Regulatory Information Conference Assistant
Nuclear and radiation-related trivia is anything but trivial. It can be unexpectedly interesting – and you may find some of it surprising. This is a REFRESH of some little known “factoids” compiled from folks throughout the NRC.
* In the 1930s, a failed experiment by a Swiss physicist for detecting gas using a radioactive source led to the discovery of smoke detectors when the scientist lit a cigarette and the detector registered a reaction. The NRC approved 70 different smoke detector designs in 2012.
* It is estimated if only one NRC technical reviewer did each design certification application review, it would take 32 years to complete the review.
* The NRC’s first Chairman, Bill Anders, was an astronaut on Apollo 8’s mission to the moon.

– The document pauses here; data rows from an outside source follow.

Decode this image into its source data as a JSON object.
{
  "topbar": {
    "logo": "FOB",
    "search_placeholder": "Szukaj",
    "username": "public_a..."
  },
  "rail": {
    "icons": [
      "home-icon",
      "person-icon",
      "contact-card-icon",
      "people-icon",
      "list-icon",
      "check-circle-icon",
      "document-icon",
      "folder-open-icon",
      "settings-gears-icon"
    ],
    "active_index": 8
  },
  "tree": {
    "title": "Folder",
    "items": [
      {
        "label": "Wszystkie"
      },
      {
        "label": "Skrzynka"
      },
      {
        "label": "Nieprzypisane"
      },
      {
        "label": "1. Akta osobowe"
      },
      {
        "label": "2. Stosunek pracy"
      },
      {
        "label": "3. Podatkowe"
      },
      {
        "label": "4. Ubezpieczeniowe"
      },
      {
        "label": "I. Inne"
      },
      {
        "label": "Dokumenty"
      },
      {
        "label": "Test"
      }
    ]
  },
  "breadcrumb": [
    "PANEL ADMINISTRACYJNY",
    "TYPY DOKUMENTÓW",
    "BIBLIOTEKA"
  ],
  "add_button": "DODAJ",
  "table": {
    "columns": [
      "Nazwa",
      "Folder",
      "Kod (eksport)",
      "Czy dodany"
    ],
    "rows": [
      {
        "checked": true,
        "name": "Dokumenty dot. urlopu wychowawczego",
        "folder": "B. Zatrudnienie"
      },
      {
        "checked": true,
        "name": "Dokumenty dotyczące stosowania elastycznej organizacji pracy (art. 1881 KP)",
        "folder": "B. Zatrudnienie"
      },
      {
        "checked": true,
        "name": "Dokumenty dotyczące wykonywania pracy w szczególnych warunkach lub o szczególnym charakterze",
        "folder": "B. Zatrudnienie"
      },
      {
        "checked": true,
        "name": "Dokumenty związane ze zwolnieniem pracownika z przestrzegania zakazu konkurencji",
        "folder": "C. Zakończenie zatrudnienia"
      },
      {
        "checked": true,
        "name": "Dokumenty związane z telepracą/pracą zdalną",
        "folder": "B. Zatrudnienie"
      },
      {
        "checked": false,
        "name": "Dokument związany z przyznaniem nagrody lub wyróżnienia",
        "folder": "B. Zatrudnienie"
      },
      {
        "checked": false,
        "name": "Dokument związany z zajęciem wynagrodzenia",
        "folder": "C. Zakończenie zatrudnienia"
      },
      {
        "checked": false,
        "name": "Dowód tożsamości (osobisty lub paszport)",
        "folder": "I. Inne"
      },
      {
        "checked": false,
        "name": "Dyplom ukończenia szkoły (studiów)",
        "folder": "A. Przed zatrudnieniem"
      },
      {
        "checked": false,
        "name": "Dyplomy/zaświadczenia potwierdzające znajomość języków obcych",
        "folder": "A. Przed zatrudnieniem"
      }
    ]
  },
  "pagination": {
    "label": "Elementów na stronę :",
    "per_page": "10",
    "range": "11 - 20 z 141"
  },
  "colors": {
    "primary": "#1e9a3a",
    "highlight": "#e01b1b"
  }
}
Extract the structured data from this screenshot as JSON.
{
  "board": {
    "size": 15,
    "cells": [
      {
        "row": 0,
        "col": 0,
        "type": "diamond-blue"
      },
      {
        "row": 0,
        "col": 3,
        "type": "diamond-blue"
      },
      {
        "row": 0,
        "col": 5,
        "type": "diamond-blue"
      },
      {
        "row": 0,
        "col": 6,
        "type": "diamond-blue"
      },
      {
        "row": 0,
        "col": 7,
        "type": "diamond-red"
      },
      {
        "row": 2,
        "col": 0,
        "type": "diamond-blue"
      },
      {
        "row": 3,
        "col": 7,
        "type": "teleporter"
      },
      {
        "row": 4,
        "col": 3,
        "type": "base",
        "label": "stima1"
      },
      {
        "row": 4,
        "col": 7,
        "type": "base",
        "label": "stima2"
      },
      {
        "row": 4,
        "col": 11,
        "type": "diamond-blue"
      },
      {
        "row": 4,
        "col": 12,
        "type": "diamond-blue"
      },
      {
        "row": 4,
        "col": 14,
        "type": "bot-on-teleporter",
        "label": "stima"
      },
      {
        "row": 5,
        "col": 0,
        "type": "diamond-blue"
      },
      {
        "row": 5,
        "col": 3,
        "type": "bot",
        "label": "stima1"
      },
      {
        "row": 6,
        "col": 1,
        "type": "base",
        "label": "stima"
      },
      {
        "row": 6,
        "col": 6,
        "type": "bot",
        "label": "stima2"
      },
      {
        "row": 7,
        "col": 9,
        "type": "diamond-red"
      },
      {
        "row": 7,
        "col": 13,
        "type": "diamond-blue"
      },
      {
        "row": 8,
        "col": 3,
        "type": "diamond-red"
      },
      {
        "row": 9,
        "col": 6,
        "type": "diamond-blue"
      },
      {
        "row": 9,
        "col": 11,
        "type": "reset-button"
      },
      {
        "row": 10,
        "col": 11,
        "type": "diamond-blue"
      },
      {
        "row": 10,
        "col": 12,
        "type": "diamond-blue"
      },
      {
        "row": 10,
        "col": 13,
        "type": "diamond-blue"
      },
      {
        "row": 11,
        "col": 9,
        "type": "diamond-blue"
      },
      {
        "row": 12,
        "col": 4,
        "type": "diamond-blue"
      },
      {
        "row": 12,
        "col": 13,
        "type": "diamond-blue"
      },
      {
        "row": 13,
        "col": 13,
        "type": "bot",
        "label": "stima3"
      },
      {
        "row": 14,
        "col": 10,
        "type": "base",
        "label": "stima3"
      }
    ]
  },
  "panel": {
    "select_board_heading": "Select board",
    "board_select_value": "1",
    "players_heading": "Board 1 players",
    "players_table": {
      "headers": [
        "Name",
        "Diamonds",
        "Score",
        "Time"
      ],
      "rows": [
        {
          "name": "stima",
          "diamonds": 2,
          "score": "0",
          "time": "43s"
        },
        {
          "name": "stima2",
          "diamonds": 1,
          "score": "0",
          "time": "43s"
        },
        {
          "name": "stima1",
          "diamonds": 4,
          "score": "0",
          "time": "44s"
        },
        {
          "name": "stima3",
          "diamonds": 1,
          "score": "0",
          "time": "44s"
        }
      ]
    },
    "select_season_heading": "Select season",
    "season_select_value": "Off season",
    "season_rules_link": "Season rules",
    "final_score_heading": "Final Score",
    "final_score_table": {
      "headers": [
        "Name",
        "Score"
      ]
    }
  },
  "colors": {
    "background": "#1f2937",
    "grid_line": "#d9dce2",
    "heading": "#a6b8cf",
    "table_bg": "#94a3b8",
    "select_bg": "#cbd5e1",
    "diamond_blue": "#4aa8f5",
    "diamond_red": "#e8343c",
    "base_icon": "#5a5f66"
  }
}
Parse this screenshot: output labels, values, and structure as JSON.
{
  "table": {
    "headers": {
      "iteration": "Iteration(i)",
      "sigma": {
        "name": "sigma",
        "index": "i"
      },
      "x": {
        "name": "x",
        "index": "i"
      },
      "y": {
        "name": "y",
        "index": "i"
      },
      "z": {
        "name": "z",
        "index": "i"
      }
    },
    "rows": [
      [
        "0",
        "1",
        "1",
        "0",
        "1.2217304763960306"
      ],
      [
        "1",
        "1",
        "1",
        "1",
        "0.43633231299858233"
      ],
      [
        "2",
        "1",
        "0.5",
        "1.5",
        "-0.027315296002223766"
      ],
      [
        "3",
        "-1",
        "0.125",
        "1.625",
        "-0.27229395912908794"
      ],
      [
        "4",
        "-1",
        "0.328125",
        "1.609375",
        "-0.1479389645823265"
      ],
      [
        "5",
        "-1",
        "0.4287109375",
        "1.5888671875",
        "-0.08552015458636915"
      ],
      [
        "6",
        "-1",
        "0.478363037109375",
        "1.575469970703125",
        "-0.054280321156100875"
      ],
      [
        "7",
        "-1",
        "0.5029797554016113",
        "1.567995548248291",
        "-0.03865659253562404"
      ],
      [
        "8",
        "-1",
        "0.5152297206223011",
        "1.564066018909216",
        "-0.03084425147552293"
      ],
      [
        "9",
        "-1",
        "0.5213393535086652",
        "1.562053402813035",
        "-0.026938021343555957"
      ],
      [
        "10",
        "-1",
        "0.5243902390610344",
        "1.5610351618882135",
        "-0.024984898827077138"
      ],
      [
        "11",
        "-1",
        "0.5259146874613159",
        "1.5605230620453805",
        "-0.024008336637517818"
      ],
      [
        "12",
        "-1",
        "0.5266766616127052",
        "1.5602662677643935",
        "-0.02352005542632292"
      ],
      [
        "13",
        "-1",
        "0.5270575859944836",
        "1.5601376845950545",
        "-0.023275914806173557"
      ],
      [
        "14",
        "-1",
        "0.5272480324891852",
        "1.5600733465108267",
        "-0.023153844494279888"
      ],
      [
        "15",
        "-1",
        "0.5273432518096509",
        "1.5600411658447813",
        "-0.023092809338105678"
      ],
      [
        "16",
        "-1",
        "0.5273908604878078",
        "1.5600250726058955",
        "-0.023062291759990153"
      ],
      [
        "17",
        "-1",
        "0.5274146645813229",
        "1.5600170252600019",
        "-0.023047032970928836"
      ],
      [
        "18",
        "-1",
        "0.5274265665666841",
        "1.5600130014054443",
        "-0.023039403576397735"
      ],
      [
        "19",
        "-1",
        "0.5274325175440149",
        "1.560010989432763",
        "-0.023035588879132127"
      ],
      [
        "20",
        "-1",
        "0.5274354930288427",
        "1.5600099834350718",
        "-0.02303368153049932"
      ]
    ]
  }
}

* NRC Inspectors from Region IV get a lot of frequent flier miles. They review activities in remote locations such as Guam, Saipan and the northern reaches of Alaska, among other locations.
* The NRC was the first federal agency to give the public electronic access to all of its public documents through the groundbreaking system known as ADAMS (Agencywide Documents Access and Management System).
* The final safety evaluation report for the ESBWR design certification document contains about 3,800 pages.
* The indicator lights in early appliances ─ such as clothes washers and dryers, coffeemakers, and stereos ─ used Krypton–85, a radioactive isotope.
* The NRC performs classified reviews of new Naval Reactor submarine and aircraft carrier reactor plants and provides advice to the Navy on the designs. This practice was initiated by President Kennedy in the 1960s.
* Three women have held the title of Chairman — Allison Macfarlane, Shirley Jackson and Greta Dicus.
* In 1992 Hurricane Andrew struck the Turkey Point nuclear power plant in Southern Florida, which prompted the NRC and FEMA to enter into a “Memorandum of Understanding” regarding emergency preparedness.
* NRC’s longest serving commissioner was Commissioner Edward McGaffigan. He served 11 years (from 1996-2007) after appointments twice by President Clinton and once by President Bush. He died while still serving on the Commission.
* On average, NRC expends 6,160 hours of inspection effort at each operating reactor site each year.
This post originally ran in Summer 2013.